Jones and her husband opted to use a donor because premature ovarian failure at age 27 had rendered her infertile. “The decision to use an egg donor was hard enough,” she said. “The thought of using a known donor brought more concerns—what if she wanted my babies after they were born, or how would I feel if she treated them as her own every time I saw her?”
Susan C. Klock, a clinical psychologist in the section of fertility and reproductive medicine at Northwestern University Feinberg School of Medicine, said, “Anonymity is virtually impossible in the age of direct-to-consumer genetic testing.” In addition, “selecting an identity-release donor is typically not the first thing parents are looking at when they select a donor. First and foremost, they are looking for a donor with a healthy medical background. Then they may consider donor characteristics that resemble the parents.”
The donor’s medical history can be critical
Donor agencies rely on the self-reported medical history of egg and sperm donors, which can lead to gaps in learning important information. Knowing a donor’s medical history may have led some families to make different or more well-informed choices.
After Steven Gunner, a donor-conceived adult, suffered from schizophrenia and died of a drug overdose at age 27 in 2020, his parents, who live in New York, learned of a potential genetic link to his mental illness. A website, Donor Sibling Registry, revealed that the sperm donor the couple had used, a college student at the time of donation, had been hospitalized during childhood for schizophrenia and died of a drug overdose at age 46. Gunner’s story inspired Steven’s Law, a bill that was introduced in Congress in July. If passed, it would mandate sperm banks to collect information on donors’ medical conditions, and donors would have to disclose medical information the banks weren’t able to find.
With limited exceptions, the U.S. Food and Drug Administration requires donors to be screened and tested for relevant communicable disease agents and diseases such as HIV, hepatitis viruses B and C, the Zika virus and several STDs. With current technology, it is also impossible to screen for thousands of rare genetic diseases. “If a couple is using IVF (in vitro fertilization) to conceive with the donor gamete, some may opt for pre-implantation genetic testing to assess for chromosomal abnormalities,” Klock said.
Even these precautions wouldn't cover every disease, and some would-be parents don't get the genetic screening.
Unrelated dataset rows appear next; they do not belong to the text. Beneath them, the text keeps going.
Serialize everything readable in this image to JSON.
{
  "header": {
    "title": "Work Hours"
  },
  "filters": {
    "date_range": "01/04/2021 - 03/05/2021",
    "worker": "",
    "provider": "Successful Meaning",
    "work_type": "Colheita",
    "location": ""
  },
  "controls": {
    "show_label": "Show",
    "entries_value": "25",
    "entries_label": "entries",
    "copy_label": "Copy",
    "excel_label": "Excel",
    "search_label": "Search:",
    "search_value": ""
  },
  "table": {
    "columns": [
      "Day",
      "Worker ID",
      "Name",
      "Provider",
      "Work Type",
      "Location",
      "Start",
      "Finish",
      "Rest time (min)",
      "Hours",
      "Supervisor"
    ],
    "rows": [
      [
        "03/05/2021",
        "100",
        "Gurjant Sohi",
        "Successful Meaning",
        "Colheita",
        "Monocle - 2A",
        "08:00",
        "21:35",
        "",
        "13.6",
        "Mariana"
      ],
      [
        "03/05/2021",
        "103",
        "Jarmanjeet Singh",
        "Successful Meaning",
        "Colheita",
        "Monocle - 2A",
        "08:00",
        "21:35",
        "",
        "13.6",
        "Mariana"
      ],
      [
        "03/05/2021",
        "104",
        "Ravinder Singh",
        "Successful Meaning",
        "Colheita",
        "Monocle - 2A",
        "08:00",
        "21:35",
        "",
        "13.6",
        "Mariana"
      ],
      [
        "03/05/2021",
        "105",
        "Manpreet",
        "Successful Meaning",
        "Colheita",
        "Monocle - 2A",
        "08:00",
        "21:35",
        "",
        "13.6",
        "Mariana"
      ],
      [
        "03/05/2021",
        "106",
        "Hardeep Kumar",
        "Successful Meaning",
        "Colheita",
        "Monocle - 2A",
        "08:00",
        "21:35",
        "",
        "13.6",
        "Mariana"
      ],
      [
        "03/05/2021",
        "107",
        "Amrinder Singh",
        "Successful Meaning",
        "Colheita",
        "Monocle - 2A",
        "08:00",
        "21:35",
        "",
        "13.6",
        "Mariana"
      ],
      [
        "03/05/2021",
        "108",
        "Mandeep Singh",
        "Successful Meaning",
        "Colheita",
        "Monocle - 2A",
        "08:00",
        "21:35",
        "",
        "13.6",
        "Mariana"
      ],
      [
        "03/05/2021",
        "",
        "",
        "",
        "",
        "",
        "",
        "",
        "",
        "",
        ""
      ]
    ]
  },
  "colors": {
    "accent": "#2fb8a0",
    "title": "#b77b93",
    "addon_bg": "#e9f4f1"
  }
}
In a situation where one donor has a large number of offspring, it is concerning that he or she can spread a rare disease to multiple people, said Nick Isel, 37, of Yorkville, Illinois, who was conceived with donor sperm due to his parents’ fertility issues. They told him the truth when he was a teenager, and he found his biological father with a journalist’s help.
Since 2016, Isel, who owns a roofing company, has been petitioning the FDA to extend the retention of medical records, requiring the fertility establishment to maintain information on sperm and egg donors for 50 years instead of the current 10-year mandate.
“The lack of family health information,” he said, “is an ongoing, slow-motion public health crisis since donor conception began being regulated by the FDA as a practice.”